▸ **DIRECTIONS**: From the data, copy out every line in which the word "name" appears.

▸ **EXCERPTED DATA**:
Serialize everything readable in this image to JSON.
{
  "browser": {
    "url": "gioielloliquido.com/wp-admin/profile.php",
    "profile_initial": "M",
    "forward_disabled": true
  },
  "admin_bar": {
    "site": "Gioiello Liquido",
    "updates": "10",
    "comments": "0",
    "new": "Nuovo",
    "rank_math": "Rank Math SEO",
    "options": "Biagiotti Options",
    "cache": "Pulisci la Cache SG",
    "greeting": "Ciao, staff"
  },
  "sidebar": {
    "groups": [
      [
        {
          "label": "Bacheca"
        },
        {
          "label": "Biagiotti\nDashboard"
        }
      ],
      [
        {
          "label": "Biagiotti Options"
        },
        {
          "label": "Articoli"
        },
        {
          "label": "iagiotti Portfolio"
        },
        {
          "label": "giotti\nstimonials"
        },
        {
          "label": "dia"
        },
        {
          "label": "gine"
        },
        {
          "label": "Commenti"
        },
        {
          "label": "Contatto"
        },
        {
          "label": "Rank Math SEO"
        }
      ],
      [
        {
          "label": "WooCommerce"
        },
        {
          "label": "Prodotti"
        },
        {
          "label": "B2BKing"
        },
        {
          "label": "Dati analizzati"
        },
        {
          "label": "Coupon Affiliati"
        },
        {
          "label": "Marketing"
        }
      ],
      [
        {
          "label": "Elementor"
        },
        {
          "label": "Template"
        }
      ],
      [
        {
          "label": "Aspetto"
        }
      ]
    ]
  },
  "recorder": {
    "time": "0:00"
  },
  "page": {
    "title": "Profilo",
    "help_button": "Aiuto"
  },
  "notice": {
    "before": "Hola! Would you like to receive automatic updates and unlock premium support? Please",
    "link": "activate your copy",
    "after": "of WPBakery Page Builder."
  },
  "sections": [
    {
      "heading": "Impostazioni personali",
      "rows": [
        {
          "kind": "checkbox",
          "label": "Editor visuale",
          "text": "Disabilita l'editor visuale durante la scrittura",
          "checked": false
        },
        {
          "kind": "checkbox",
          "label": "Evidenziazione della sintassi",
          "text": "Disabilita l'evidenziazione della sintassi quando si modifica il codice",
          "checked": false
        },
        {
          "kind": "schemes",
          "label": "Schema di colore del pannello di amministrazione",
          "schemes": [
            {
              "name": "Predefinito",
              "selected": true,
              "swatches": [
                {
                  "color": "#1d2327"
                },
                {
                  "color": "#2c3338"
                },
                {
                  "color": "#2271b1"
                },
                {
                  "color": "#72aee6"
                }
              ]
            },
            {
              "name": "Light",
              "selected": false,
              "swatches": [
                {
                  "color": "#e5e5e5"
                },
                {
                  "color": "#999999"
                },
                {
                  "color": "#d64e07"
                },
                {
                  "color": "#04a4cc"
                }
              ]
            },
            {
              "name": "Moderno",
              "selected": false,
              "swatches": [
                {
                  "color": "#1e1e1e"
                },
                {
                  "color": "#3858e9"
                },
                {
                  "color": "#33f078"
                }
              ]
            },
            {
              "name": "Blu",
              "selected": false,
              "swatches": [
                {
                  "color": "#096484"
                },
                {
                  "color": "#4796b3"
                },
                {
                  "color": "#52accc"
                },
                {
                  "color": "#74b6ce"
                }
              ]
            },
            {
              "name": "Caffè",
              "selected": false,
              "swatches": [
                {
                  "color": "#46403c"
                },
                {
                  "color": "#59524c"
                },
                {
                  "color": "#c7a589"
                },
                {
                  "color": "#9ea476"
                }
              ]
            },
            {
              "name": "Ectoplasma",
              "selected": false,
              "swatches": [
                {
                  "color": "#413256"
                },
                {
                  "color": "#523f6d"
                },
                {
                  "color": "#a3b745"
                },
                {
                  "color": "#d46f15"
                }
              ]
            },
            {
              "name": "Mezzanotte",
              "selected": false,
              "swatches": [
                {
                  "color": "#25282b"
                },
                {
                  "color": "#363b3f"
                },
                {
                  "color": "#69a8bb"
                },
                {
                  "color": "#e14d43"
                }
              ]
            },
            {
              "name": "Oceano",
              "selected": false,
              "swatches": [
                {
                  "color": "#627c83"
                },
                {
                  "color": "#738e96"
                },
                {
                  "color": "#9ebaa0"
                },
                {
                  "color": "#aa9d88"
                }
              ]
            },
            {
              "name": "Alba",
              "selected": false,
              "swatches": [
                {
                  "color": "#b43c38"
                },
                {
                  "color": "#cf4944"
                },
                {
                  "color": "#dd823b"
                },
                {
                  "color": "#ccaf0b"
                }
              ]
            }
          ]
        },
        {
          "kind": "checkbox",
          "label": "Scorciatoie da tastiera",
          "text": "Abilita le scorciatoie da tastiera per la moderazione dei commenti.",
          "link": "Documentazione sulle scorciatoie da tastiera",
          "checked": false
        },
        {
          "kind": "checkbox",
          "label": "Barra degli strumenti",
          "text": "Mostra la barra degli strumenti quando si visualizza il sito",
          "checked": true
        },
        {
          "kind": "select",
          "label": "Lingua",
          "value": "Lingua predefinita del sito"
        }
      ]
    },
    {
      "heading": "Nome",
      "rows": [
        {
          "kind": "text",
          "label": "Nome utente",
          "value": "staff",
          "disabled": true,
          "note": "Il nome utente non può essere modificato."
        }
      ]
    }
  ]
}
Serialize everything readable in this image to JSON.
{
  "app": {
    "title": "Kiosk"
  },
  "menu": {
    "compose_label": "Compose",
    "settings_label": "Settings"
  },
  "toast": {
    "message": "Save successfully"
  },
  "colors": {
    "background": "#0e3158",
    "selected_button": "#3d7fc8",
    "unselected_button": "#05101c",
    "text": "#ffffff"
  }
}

▸ **RESULT FOR THIS EXERCISE**:
              "name": "Predefinito",
              "name": "Light",
              "name": "Moderno",
              "name": "Blu",
              "name": "Caffè",
              "name": "Ectoplasma",
              "name": "Mezzanotte",
              "name": "Oceano",
              "name": "Alba",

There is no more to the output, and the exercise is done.